Give the data again exactly as it appears, excluding any pictures.

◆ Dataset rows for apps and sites
══════════════════════════════
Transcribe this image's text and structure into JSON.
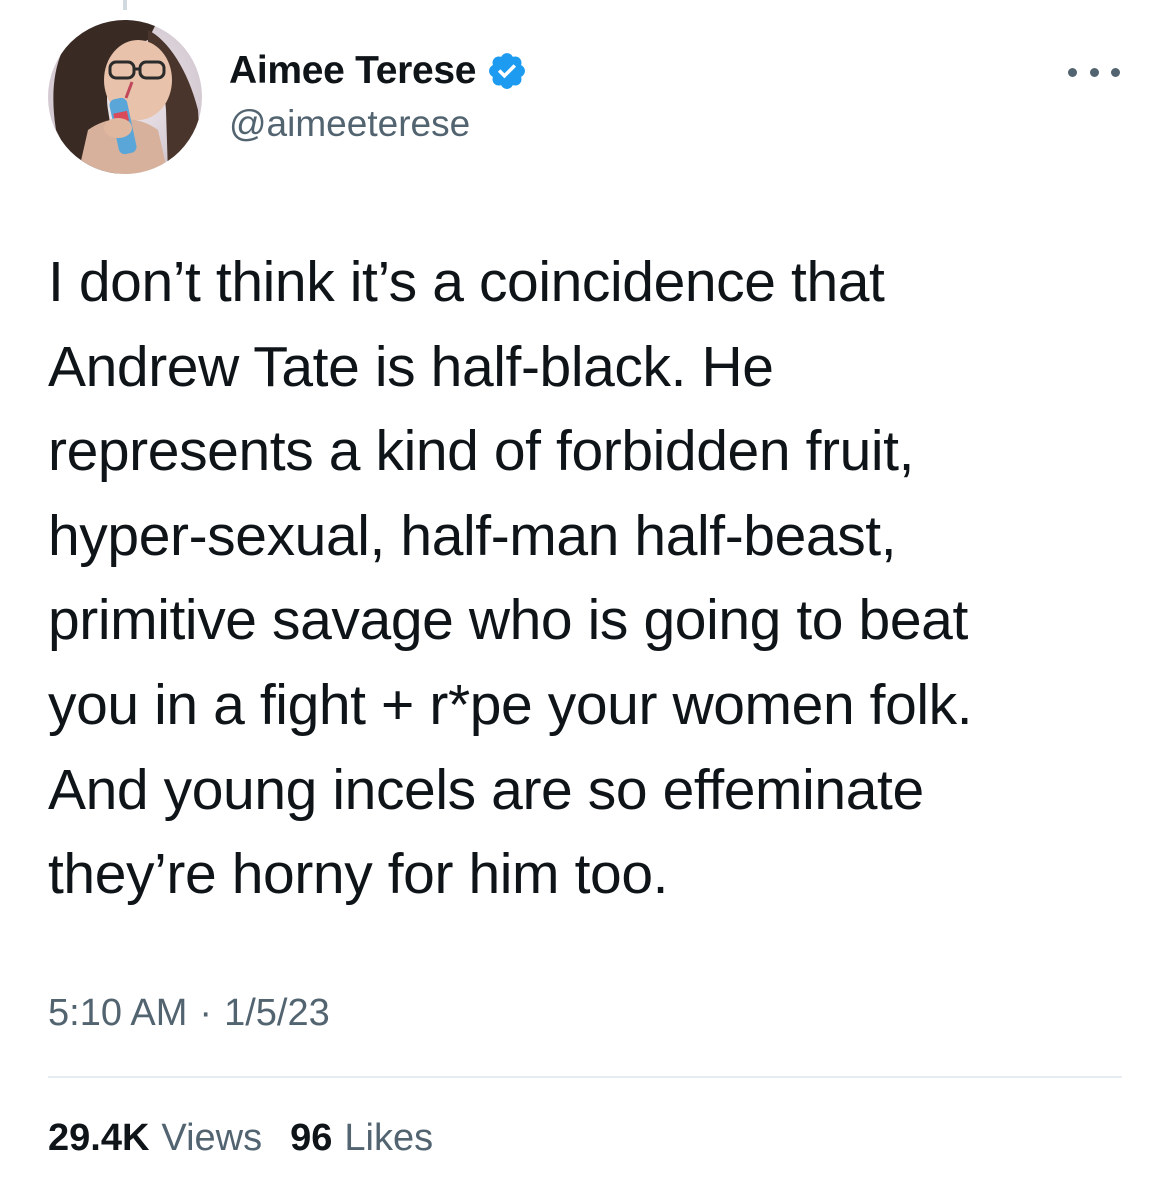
{
  "author": {
    "display_name": "Aimee Terese",
    "handle": "@aimeeterese",
    "verified": true,
    "verified_color": "#1d9bf0"
  },
  "tweet": {
    "lines": [
      "I don’t think it’s a coincidence that",
      "Andrew Tate is half-black. He",
      "represents a kind of forbidden fruit,",
      "hyper-sexual, half-man half-beast,",
      "primitive savage who is going to beat",
      "you in a fight + r*pe your women folk.",
      "And young incels are so effeminate",
      "they’re horny for him too."
    ],
    "time": "5:10 AM",
    "separator": "·",
    "date": "1/5/23"
  },
  "stats": {
    "views_count": "29.4K",
    "views_label": "Views",
    "likes_count": "96",
    "likes_label": "Likes"
  },
  "icons": {
    "more": "more-horizontal-icon",
    "verified": "verified-badge-icon"
  }
}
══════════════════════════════
◆ The completed task
Transcribe this image's text and structure into JSON.
{
  "author": {
    "display_name": "Aimee Terese",
    "handle": "@aimeeterese",
    "verified": true,
    "verified_color": "#1d9bf0"
  },
  "tweet": {
    "lines": [
      "I don’t think it’s a coincidence that",
      "Andrew Tate is half-black. He",
      "represents a kind of forbidden fruit,",
      "hyper-sexual, half-man half-beast,",
      "primitive savage who is going to beat",
      "you in a fight + r*pe your women folk.",
      "And young incels are so effeminate",
      "they’re horny for him too."
    ],
    "time": "5:10 AM",
    "separator": "·",
    "date": "1/5/23"
  },
  "stats": {
    "views_count": "29.4K",
    "views_label": "Views",
    "likes_count": "96",
    "likes_label": "Likes"
  },
  "icons": {
    "more": "more-horizontal-icon",
    "verified": "verified-badge-icon"
  }
}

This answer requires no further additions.